__Exercise brief__. Each line that holds the word "JSON" counts once; give the total for the records below and nothing else.

====

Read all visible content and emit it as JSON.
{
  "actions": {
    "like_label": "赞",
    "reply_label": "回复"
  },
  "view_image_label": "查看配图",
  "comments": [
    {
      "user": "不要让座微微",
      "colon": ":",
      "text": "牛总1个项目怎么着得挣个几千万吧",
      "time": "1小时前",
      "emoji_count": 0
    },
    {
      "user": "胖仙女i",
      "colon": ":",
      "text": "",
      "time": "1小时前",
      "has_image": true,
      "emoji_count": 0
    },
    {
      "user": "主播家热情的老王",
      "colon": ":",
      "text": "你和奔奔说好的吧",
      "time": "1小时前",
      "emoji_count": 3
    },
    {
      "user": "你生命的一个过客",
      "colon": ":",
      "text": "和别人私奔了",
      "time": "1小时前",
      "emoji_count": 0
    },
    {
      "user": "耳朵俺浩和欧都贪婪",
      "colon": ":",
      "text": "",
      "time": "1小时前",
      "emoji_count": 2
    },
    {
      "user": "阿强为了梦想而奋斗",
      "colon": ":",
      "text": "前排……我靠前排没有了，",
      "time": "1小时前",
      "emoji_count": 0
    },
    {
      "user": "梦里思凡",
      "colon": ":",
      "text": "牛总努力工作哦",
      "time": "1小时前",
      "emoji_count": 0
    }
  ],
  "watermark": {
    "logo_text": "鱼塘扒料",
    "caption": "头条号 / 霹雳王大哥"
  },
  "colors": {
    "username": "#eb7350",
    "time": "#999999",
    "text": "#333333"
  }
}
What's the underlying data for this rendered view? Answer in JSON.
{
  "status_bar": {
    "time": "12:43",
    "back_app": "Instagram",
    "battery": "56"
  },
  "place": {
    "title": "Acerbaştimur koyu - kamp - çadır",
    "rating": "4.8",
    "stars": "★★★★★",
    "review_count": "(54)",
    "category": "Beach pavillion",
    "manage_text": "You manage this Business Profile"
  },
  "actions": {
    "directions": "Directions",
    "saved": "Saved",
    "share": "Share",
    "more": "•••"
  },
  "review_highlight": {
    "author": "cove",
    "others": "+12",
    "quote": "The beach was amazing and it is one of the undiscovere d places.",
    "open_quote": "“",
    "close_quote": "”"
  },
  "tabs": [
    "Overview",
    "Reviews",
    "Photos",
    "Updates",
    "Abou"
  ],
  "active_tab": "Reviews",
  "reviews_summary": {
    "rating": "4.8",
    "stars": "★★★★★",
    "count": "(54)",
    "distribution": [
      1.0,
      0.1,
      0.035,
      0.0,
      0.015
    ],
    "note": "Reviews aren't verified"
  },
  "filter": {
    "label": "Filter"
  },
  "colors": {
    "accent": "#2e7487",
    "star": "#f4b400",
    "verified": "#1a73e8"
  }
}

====

__Result of this exercise__. 2